5. Sample The Local Delicacies
Reserved Restaurant & Lounge
Reserved Restaurant & Lounge in Uçhisar is a pleasant deviation from the area’s many Turkish restaurants with traditional food and interiors. This Cappadocian restaurant’s beautifully appointed contemporary interior has aqua blue, velvet tufted chairs, creamy marble floors, petrified wood tabletops, and chiseled rock walls. The chef, who was the head chef at the Four Seasons Hotel in Istanbul, has created a contemporary Turkish menu.
Pro Tip: A must-eat is the mezze of five spreads including baba ghanoush and hummus, plus a bowl of black and green olives. The restaurant serves excellent Turkish wines.
Ziggy Café is in a restored stone house that has three outdoor terraces overlooking the scenic mountain village of Urgup. Inside is cozy with club chairs and fireplaces. The menu specialties include borek, puff pastry filled with cheese, spinach, and/or meat, and pastirma, a sundried, cured version of pastrami prepared with garlic, fenugreek seeds, paprika, and salt.
6. Stay In A Unique Hotel
The Karlik Evi Hotel
The Karlik Evi Hotel is a quirky and whimsical hotel in an old house. The lobby is filled with antiques, Turkish rugs, backgammon sets, and handsome dark wood floors.
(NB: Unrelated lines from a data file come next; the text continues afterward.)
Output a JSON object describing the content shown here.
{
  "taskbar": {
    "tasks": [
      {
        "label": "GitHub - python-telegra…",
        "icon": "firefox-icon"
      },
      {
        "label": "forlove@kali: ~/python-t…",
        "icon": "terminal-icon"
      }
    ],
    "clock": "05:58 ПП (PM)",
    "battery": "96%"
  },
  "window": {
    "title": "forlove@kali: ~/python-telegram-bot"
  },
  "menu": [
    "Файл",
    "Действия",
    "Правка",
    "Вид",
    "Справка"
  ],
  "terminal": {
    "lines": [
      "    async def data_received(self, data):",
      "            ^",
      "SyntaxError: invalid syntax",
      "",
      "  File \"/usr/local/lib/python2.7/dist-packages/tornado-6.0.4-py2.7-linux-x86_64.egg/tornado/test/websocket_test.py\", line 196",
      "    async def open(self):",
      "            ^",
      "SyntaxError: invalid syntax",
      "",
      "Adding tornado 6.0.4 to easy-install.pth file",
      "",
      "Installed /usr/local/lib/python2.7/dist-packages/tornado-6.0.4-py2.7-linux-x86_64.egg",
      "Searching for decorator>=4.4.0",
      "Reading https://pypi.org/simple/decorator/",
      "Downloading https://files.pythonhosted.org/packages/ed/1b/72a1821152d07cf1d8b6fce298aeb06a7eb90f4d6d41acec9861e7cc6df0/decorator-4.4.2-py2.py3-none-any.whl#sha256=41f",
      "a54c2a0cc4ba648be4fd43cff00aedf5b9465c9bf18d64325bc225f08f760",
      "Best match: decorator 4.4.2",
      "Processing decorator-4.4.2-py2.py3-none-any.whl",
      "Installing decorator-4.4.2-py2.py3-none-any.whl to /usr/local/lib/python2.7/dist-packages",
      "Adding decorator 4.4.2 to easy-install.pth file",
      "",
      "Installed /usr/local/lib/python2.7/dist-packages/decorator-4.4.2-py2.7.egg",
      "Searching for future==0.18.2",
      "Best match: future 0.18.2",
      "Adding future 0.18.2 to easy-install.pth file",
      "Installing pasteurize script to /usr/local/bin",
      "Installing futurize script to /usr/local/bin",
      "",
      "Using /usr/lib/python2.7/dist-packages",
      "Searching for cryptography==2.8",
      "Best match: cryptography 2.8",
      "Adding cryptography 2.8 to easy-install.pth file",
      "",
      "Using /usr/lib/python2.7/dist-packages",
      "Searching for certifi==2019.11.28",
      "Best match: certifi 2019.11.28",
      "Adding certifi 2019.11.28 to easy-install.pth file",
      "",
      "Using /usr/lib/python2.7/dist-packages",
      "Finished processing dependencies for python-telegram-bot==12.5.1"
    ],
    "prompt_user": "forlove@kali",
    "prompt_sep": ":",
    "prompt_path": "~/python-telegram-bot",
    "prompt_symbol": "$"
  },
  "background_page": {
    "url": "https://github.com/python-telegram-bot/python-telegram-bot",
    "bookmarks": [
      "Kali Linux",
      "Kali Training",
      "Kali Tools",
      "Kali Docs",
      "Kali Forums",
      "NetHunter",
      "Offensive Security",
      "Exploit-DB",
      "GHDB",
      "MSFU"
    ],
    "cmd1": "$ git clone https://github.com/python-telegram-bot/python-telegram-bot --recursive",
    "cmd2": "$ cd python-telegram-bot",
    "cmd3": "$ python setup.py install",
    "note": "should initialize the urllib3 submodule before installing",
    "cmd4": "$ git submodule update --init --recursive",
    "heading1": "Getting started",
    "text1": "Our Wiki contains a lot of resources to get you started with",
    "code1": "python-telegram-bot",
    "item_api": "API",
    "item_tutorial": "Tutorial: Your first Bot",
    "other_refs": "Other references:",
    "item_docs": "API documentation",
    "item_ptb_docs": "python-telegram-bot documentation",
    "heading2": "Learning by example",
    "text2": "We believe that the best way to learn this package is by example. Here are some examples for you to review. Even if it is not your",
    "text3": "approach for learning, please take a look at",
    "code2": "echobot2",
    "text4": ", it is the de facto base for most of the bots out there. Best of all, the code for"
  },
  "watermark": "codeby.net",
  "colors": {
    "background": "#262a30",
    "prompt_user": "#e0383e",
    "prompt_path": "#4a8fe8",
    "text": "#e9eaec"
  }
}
Paintings and drawings, collected by the owners, who attend the annual art fair in Uchisar, hang on almost every wall. The spacious rooms have stone walls, bathrooms with jacuzzi tubs, king-size beds, and pillows wrapped in tapestries arranged on the floor with low tables for tea drinking. The extended garden area behind the hotel combines a sculpture garden, a glass gazebo, and a partially working farm with a henhouse.
The Museum Hotel
Part of the Relais and Chateau hotel group, The Museum Hotel has 30 uniquely designed rooms, all luxuriously appointed with antiques and stunning views of Cappadocia. The hotel has a swimming pool with a mosaic floor and a stone deck. The Lil’A is one of the best restaurants in Cappadocia and the award-winning chef, Mustafa Buyukhan, imaginatively combines the flavors and accents of Turkey and Armenia. The hotel offers cooking classes with Chef Buyukhan, during which you learn how to prepare a typical Turkish meal.
Rox Cappadocia Cave Hotel
Rox Cappadocia has converted a series of stone caves into six luxurious hotel rooms. An organic breakfast of homemade breads, jams, and cheese with Turkish coffee is served on a delightful terrace with lounges and sofas facing the mountains, and snacks are served in the afternoon.
7. Shop For Souvenirs, Carpets, And More
All the villages in Cappadocia have high-quality, locally made crafts, ceramics, rugs, tapestries, and souvenirs. Prices are quite reasonable, so it’s easy and fun to stock up on gifts and not break the bank. Cute mini-hot air balloon key chains make great gifts.
Serhat, in Uchisar, has hand-embroidered tablecloths, napkins, and runners in soft cotton and silks.
In Goreme, Sultan Carpet stocks a wide selection of handmade carpets and tapestries from nomadic villages.
Pro Tip: It’s customary to bargain in the shops, so don’t be afraid to negotiate a lower price, especially if you buy multiple items in one shop.